Saturday, April 12, 2008

Oblate Sisters of Providence Invited to Mass with Pope

The group's story dates to the early 1800s.

"It was unheard of -- a woman of color putting on a habit," said Sister Annette Beecham, the superior general of the Oblate Sisters.

"When Mother Mary Lange started the orders, we were not really accepting black people, especially in this area," Sister Reginald Gerdes recalled.
But Elizabeth Lange, the founder of the Oblate Sisters, was determined to answer the call to God, the group told Robinson. She migrated to Baltimore from her native Haiti.

A well-educated woman, Lange wanted to teach children how to read. She started a school in her home and, in 1828, began to study to become an Oblate Sister. Three other women joined her.

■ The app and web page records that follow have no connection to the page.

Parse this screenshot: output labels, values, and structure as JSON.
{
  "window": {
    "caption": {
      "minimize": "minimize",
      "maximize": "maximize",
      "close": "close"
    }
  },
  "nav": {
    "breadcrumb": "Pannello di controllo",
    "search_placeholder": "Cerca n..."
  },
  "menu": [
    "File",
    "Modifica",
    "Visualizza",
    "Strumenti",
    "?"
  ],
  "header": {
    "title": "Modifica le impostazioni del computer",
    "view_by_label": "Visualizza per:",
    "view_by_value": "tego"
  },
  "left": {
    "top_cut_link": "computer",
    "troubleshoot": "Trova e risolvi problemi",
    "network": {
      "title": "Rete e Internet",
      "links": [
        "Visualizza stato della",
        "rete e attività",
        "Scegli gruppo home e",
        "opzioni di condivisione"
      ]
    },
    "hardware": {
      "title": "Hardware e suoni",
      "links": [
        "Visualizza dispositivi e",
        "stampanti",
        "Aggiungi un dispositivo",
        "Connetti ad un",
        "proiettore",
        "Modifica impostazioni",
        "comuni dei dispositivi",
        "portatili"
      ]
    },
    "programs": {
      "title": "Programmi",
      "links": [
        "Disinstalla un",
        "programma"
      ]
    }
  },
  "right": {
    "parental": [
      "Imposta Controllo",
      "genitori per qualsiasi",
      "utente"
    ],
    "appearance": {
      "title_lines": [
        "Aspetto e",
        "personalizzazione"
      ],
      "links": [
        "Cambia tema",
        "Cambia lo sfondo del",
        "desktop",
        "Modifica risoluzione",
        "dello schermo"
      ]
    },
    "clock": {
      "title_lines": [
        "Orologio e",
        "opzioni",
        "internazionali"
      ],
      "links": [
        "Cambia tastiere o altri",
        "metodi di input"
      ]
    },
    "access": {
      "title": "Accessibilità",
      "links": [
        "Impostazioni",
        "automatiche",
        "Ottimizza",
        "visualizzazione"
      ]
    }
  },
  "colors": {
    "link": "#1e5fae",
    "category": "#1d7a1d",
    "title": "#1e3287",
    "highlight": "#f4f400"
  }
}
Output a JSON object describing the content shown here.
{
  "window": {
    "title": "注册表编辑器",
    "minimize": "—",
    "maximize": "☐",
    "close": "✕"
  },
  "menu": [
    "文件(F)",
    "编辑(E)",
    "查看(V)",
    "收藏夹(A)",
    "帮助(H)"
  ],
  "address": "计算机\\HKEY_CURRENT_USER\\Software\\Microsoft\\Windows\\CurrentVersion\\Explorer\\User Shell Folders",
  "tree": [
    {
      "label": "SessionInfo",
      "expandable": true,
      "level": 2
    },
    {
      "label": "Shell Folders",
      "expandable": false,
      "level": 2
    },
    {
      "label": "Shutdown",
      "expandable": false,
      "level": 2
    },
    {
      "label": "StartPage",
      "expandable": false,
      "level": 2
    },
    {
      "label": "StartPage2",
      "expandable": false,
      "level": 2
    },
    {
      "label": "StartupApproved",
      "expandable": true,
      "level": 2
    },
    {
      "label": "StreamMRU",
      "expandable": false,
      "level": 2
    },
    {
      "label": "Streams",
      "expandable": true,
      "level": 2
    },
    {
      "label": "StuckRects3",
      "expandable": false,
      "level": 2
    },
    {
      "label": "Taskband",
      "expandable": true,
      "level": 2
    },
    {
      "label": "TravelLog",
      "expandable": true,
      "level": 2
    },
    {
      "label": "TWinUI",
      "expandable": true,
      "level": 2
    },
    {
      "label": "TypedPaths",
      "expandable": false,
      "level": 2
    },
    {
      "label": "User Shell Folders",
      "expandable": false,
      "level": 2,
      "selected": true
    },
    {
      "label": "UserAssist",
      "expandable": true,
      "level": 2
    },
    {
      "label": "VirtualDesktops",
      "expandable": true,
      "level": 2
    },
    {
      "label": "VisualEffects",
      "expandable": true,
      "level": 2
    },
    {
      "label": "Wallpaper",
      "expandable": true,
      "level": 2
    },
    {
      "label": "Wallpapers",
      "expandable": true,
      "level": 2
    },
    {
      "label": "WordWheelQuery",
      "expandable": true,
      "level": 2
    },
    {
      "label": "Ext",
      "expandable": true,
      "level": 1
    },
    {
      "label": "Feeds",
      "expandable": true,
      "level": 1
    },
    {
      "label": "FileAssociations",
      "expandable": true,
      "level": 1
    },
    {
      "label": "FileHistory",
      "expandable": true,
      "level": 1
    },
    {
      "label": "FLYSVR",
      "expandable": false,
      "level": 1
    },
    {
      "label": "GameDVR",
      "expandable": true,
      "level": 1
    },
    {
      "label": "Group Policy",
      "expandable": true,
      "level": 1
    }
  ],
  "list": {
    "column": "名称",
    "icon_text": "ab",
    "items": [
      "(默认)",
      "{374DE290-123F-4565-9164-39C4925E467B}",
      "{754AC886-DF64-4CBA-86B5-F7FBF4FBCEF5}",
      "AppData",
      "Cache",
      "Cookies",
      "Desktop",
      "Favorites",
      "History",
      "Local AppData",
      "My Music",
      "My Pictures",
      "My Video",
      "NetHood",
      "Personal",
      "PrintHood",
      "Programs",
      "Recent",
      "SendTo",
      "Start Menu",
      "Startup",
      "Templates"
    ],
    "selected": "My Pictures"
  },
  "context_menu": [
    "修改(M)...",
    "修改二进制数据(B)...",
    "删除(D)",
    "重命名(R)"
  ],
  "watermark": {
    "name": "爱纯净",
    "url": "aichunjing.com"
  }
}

"Here's four women who had four strikes against them in 1828. They were women, they were women of color, they were immigrant women and they were Catholic. They followed God's vision for them to teach African-American children. I believe that's why it's survived for so long," Knecht said
Read the rest here.

No comments: